« Reply #1 on: 06/07/2013 06:44:06 »
There are very large data compression gains possible by comparing the DNA of different species. The Chimpanzee is said to have DNA similarities to humans of 93-99%, depending on how you measure it (and what the person quoting it wants to prove). Some sections of DNA vary much more than others - some sections of so-called "junk" DNA can differ between individuals and species without apparent adverse impacts; but changes to protein-coding regions often produces visible impacts.

There are even larger coding gains possible by comparing your DNA with your parents DNA - it may eventually be possible to fit this into just a few kilobytes of storage.

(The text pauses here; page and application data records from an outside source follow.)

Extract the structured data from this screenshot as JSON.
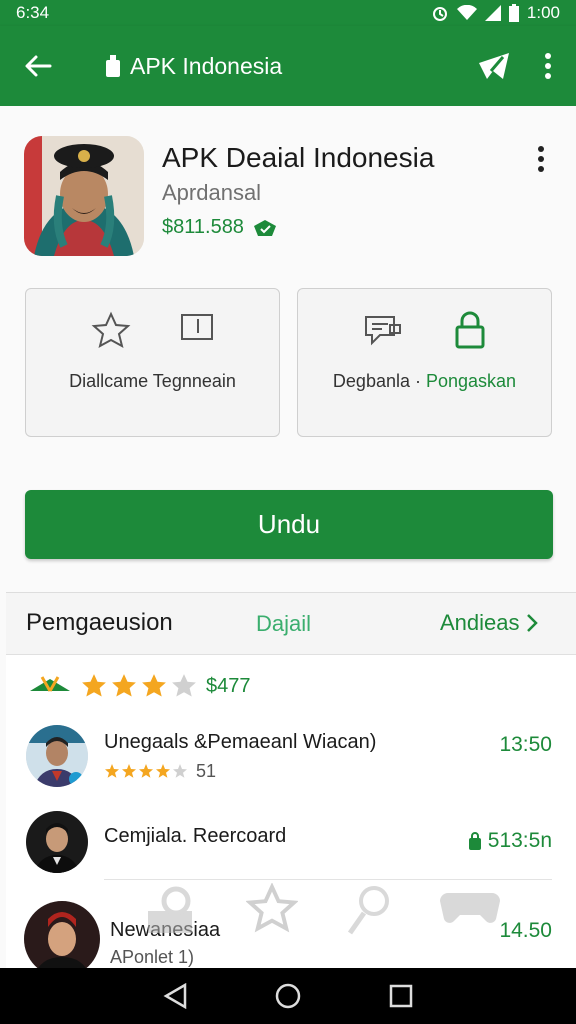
{
  "status": {
    "time": "6:34",
    "clock": "1:00"
  },
  "appbar": {
    "title": "APK Indonesia",
    "back_icon": "arrow-left-icon",
    "lock_icon": "lock-icon",
    "share_icon": "share-icon",
    "more_icon": "more-vert-icon"
  },
  "app": {
    "name": "APK Deaial Indonesia",
    "developer": "Aprdansal",
    "price": "$811.588",
    "price_icon": "badge-icon"
  },
  "cards": {
    "left_label": "Diallcame Tegnneain",
    "right_label_a": "Degbanla ·",
    "right_label_b": "Pongaskan"
  },
  "install_label": "Undu",
  "reviews": {
    "title": "Pemgaeusion",
    "tab": "Dajail",
    "more": "Andieas",
    "rating_count": "$477",
    "rating_value": 3,
    "items": [
      {
        "name": "Unegaals &Pemaeanl Wiacan)",
        "sub": "51",
        "time": "13:50",
        "stars": 3.5
      },
      {
        "name": "Cemjiala. Reercoard",
        "time": "513:5n"
      },
      {
        "name": "Newanesiaa",
        "sub": "APonlet 1)",
        "time": "14.50"
      }
    ]
  },
  "colors": {
    "primary": "#1d8a3a",
    "star": "#f4a620",
    "accent_light": "#3bae6e"
  }
}
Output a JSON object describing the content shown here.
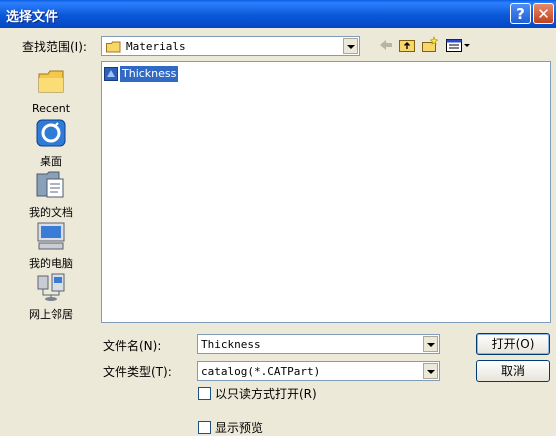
{
  "window": {
    "title": "选择文件"
  },
  "lookin": {
    "label": "查找范围(I):",
    "value": "Materials"
  },
  "places": [
    {
      "label": "Recent"
    },
    {
      "label": "桌面"
    },
    {
      "label": "我的文档"
    },
    {
      "label": "我的电脑"
    },
    {
      "label": "网上邻居"
    }
  ],
  "files": [
    {
      "name": "Thickness"
    }
  ],
  "filename": {
    "label": "文件名(N):",
    "value": "Thickness"
  },
  "filetype": {
    "label": "文件类型(T):",
    "value": "catalog(*.CATPart)"
  },
  "readonly": {
    "label": "以只读方式打开(R)"
  },
  "preview": {
    "label": "显示预览"
  },
  "buttons": {
    "open": "打开(O)",
    "cancel": "取消"
  },
  "colors": {
    "titlebar": "#0a58d8",
    "selection": "#316ac5",
    "dialog_bg": "#ece9d8"
  }
}
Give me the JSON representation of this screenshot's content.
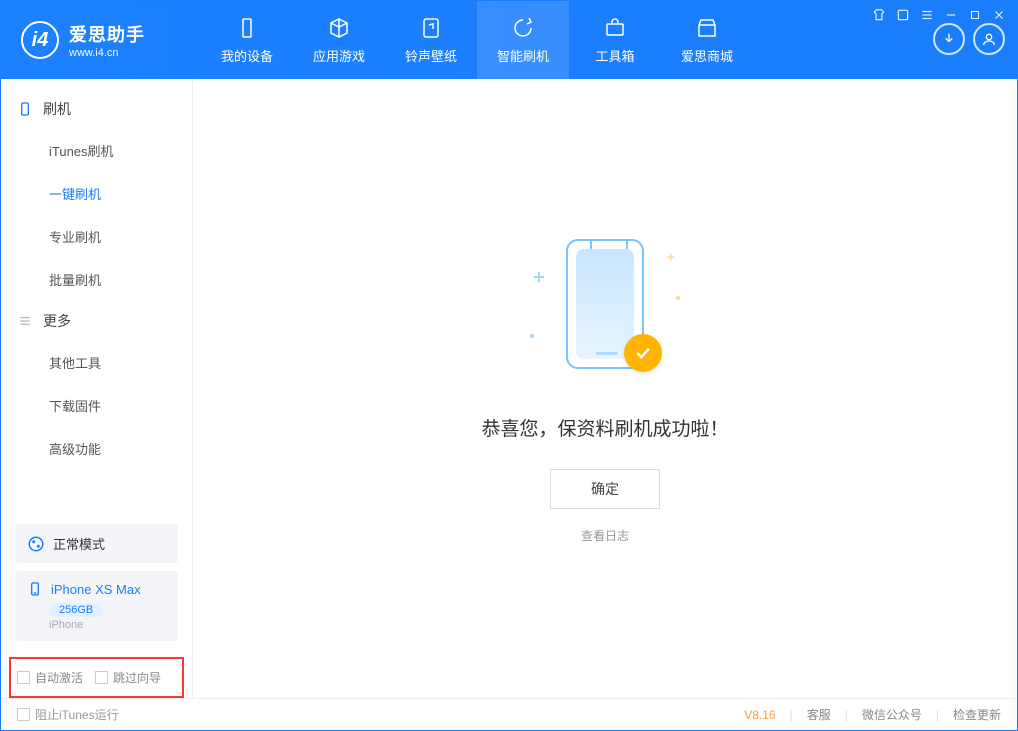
{
  "logo": {
    "zh": "爱思助手",
    "en": "www.i4.cn",
    "icon_letter": "i4"
  },
  "nav": [
    {
      "label": "我的设备",
      "icon": "device"
    },
    {
      "label": "应用游戏",
      "icon": "cube"
    },
    {
      "label": "铃声壁纸",
      "icon": "music"
    },
    {
      "label": "智能刷机",
      "icon": "refresh",
      "active": true
    },
    {
      "label": "工具箱",
      "icon": "toolbox"
    },
    {
      "label": "爱思商城",
      "icon": "store"
    }
  ],
  "sidebar": {
    "section1": {
      "title": "刷机",
      "items": [
        "iTunes刷机",
        "一键刷机",
        "专业刷机",
        "批量刷机"
      ],
      "selected_index": 1
    },
    "section2": {
      "title": "更多",
      "items": [
        "其他工具",
        "下载固件",
        "高级功能"
      ]
    },
    "mode": "正常模式",
    "device": {
      "name": "iPhone XS Max",
      "storage": "256GB",
      "type": "iPhone"
    },
    "options": {
      "auto_activate": "自动激活",
      "skip_guide": "跳过向导"
    }
  },
  "main": {
    "success_text": "恭喜您，保资料刷机成功啦！",
    "ok_button": "确定",
    "log_link": "查看日志"
  },
  "footer": {
    "block_itunes": "阻止iTunes运行",
    "version": "V8.16",
    "support": "客服",
    "wechat": "微信公众号",
    "update": "检查更新"
  },
  "title_buttons": [
    "shirt",
    "book",
    "menu",
    "min",
    "max",
    "close"
  ]
}
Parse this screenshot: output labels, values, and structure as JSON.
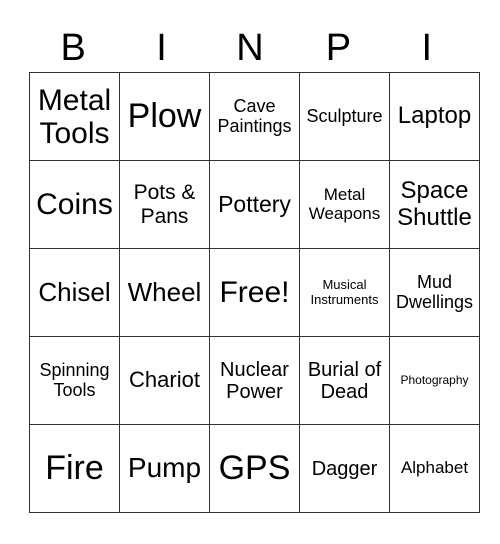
{
  "header": [
    "B",
    "I",
    "N",
    "P",
    "I"
  ],
  "rows": [
    [
      {
        "text": "Metal Tools",
        "size": 30
      },
      {
        "text": "Plow",
        "size": 34
      },
      {
        "text": "Cave Paintings",
        "size": 18
      },
      {
        "text": "Sculpture",
        "size": 18
      },
      {
        "text": "Laptop",
        "size": 24
      }
    ],
    [
      {
        "text": "Coins",
        "size": 30
      },
      {
        "text": "Pots & Pans",
        "size": 21
      },
      {
        "text": "Pottery",
        "size": 23
      },
      {
        "text": "Metal Weapons",
        "size": 17
      },
      {
        "text": "Space Shuttle",
        "size": 24
      }
    ],
    [
      {
        "text": "Chisel",
        "size": 26
      },
      {
        "text": "Wheel",
        "size": 26
      },
      {
        "text": "Free!",
        "size": 30
      },
      {
        "text": "Musical Instruments",
        "size": 13
      },
      {
        "text": "Mud Dwellings",
        "size": 18
      }
    ],
    [
      {
        "text": "Spinning Tools",
        "size": 18
      },
      {
        "text": "Chariot",
        "size": 22
      },
      {
        "text": "Nuclear Power",
        "size": 20
      },
      {
        "text": "Burial of Dead",
        "size": 20
      },
      {
        "text": "Photography",
        "size": 12
      }
    ],
    [
      {
        "text": "Fire",
        "size": 34
      },
      {
        "text": "Pump",
        "size": 28
      },
      {
        "text": "GPS",
        "size": 34
      },
      {
        "text": "Dagger",
        "size": 20
      },
      {
        "text": "Alphabet",
        "size": 17
      }
    ]
  ]
}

Note that no individual has identical DNA in all their cells, as point mutations occur every few generations of cell division, and epigenetic differences occur in every different tissue, even if the DNA were identical. So recording the full DNA of a single individual would be very large.

In the end you need to record a "Reference" genome for an individual or a species, as the full DNA & epigenetic record for all cells or all individuals of all species is too large to store with today's technology.
« Last Edit: 06/07/2013 06:46:08 by evan_au »